I’ve been cooking 1 recipe per day from Zoe Nathan Loeb’s cookbook: Huckleberry: Stories, Secrets and Recipes from Our Kitchen, and am a bit behind in posting, so here’s a quick update.
First, a “chocolate chocolate teacake.” I have been quite enamored with the teacakes served at both of Zoe’s restaurants, Huckleberry & Milo and Olive, because they are so light and moist. Some of them are baked loaf tins and served in slices and others are baked and served in mini, tiny, single serving loaf pans. I decided upon the chocolate teacake because I had all of the ingredients on hand: buttermilk, dark chocolate, cocoa (or cacao) powder, flour, eggs, baking soda and powder, coffee, sugar, etc. I am still not certain as to why this is called a “teacake,” though, because my research yielded only descriptions of cakes that were very simple, often with dried fruits, but not chocolate. In addition, I cannot think of drinking tea with this cake, but rather a dark, delicious coffee with some cream, or a latte. Anyhow . . . . I made quite an epic mess in the kitchen with this one, but it was undoubtedly worth it. And I actually brewed some kilogram chai tea and mixed it with heavy cream as an accompaniment.
I made this part up myself — added a giant hunk of chocolate in the middle of the batter, for oozing factor.
As a funny coincidence, just yesterday, the day I made the teacake, and after I did so, I came across a wonderful blog, thirsteafortea, that features wonderful information regarding teas of all sorts, the ceremony of tea brewing and drinking, and recipes for traditional tea accompaniments such as dumplings and scones, as well as reviews of tea houses. The blog is beautifully photographed and written and has peaked my interest in tea, which I’ve always associated with refinement, serenity, a demure and quiet tempered disposition, and sophistication, rather than (for right or wrong) the things I associate with coffee such as young hipsters, jacked up drivers, hot tempers, full throttle emotional living, and high anxiety.
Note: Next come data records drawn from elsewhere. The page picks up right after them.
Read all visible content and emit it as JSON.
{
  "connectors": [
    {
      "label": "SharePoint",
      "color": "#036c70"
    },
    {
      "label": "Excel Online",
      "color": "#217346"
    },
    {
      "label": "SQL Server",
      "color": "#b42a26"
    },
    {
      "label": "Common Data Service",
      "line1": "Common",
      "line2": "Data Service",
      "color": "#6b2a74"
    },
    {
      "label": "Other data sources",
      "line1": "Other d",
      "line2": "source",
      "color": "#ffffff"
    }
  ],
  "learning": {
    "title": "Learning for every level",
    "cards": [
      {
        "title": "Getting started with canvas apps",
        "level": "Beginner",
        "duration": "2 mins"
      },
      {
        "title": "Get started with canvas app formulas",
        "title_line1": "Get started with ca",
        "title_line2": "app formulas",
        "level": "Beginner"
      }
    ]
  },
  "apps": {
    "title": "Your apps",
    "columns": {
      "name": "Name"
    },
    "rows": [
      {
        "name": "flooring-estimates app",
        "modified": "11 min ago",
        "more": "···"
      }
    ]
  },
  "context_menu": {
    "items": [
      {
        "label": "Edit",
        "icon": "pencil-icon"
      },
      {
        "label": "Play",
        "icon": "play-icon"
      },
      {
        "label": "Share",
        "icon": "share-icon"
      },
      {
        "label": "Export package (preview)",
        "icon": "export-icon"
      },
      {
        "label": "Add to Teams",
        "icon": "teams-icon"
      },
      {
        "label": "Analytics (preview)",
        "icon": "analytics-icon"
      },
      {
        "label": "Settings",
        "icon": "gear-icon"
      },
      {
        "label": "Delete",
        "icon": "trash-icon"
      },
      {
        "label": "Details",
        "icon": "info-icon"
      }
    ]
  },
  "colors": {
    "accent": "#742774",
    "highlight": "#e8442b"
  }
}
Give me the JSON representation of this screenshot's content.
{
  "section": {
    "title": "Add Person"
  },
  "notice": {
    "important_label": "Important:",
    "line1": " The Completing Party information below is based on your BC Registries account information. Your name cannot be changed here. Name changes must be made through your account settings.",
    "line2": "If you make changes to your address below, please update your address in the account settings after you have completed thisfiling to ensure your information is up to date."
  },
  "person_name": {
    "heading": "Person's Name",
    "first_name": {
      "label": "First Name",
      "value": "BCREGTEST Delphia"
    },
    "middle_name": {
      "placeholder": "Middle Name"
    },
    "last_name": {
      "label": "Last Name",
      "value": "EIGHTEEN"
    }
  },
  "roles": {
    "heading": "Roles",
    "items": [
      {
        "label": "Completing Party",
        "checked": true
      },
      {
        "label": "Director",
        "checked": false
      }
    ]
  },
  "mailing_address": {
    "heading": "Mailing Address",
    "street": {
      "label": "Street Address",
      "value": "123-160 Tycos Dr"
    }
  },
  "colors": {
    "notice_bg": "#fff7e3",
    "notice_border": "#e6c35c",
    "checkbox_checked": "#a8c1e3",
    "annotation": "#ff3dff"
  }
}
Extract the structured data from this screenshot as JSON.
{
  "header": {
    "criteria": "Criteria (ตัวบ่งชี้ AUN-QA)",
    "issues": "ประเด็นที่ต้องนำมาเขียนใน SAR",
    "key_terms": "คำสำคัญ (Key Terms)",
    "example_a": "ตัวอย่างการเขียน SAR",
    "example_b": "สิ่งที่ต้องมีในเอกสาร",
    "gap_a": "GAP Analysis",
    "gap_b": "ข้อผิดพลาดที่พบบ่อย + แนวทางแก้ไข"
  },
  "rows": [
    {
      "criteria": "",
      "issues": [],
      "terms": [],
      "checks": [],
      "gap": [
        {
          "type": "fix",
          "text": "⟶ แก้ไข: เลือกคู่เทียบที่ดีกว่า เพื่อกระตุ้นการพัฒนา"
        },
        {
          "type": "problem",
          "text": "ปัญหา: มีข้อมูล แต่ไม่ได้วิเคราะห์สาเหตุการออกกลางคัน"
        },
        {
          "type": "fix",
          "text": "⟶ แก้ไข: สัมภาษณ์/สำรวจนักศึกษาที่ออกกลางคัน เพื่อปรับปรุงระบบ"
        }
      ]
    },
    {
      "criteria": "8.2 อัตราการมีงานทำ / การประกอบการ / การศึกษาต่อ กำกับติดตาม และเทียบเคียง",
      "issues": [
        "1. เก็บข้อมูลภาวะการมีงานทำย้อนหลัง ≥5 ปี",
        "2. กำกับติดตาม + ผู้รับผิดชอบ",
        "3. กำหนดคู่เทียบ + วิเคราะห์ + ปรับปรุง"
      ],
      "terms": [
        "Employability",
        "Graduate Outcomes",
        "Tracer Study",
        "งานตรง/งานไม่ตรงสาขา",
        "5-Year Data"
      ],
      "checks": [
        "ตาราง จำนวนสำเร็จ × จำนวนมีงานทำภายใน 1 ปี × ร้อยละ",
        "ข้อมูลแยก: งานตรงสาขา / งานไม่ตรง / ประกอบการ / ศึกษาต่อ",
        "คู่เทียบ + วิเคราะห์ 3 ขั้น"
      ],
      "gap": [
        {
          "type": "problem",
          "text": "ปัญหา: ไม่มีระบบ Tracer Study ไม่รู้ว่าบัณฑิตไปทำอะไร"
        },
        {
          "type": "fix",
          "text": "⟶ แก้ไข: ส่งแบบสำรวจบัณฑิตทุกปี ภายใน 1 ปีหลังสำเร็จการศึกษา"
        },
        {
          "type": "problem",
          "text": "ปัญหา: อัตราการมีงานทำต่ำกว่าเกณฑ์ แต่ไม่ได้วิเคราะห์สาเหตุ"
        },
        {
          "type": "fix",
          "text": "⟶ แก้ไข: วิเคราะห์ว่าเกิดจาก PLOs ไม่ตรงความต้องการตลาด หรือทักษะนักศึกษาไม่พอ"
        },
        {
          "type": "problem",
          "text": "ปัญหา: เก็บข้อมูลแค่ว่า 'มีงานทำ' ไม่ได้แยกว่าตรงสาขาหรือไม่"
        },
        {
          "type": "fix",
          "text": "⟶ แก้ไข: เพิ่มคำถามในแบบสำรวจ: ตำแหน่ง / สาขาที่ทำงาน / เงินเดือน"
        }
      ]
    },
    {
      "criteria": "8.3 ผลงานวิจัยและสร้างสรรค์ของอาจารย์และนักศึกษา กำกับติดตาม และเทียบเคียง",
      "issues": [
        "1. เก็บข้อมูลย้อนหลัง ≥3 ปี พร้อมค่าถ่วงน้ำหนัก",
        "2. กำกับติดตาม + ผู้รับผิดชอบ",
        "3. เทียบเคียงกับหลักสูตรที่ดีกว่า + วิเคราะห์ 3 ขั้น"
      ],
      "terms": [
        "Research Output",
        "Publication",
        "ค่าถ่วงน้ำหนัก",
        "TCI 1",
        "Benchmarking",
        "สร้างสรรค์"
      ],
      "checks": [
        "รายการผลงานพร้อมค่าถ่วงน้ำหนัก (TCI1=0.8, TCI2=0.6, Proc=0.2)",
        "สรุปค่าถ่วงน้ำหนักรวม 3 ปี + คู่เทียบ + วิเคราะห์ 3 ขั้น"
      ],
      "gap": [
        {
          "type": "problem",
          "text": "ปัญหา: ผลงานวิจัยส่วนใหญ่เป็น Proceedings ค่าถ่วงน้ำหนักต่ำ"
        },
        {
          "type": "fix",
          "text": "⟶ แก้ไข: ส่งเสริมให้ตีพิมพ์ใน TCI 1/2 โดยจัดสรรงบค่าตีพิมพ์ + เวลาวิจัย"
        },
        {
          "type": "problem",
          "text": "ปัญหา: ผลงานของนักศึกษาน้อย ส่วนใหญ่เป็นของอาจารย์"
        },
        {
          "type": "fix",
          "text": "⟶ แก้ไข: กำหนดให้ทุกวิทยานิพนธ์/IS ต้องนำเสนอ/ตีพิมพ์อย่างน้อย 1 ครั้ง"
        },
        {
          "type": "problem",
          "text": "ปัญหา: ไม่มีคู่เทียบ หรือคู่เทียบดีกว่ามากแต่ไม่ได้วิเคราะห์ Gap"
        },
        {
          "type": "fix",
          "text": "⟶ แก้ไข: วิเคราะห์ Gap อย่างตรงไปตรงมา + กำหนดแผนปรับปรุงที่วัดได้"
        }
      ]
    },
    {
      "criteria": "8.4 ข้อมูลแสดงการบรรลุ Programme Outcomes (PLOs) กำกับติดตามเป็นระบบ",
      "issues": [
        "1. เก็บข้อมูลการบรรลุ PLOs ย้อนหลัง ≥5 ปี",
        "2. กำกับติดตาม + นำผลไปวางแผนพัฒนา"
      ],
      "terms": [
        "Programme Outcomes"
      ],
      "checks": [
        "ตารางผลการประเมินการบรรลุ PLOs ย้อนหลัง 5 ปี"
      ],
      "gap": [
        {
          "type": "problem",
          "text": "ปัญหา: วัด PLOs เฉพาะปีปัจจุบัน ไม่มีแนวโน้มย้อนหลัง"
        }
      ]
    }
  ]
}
I love my coffee and have never thought to incorporate tea into my beverage arsenal, but now I am interested. We’ll see how that affects my cooking!
Second up was brisket, which has always eluded me. I don’t often make large roasts of meat and the one time I did make brisket, it was from a Suzanne Goin recipe that took me two days and multiple ingredients, stages, and techniques. It was good but too much work that I don’t like. I’d rather be baking and frying up burgers than browning, deglazing, braising, de-fatting, slicing, re-heating and on and on, large pieces of meat. Enter Huckleberry’s recipe, which is super simple and yielded the most delicious, tomato/wine sauced, tender brisket I have ever eaten. To stay true to her recipe I served it as a “breakfast hash” with fried eggs, but for dinner!
Finally, my holy grail of baking: the famous “super cheesy rye biscuit” that lived off (for breakfast) almost every day for a year. Milo & Olive happens to be about 2 blocks from where I used to work, a very easy bike-ride break on my way to work. I was so distressed when they first moved the daily biscuit to weekends only, then to some weekends, then they disappeared. When Zoe announced her book I wrote to her inquiring if the biscuit recipe would be in there, and to my delight she responded affirmative. Now I know why the biscuits are delicious: cream cheese, parmesan, sharp cheddar, butter, butter and butter, buttermilk, rye flour and . . . well you get the picture. The upside is they are so easy to make, you freeze the biscuits for at least 2 hours but up to . . . . quite a long time, which makes it so convenient to just have one or two at a time if you are a small family or your own family!, and they are so delicious that my husband when he took a bite hot out of the oven, shoved his dinner plate to the other end of the table and put his hand on his forehead as if to express the high drama and seriousness of this biscuit.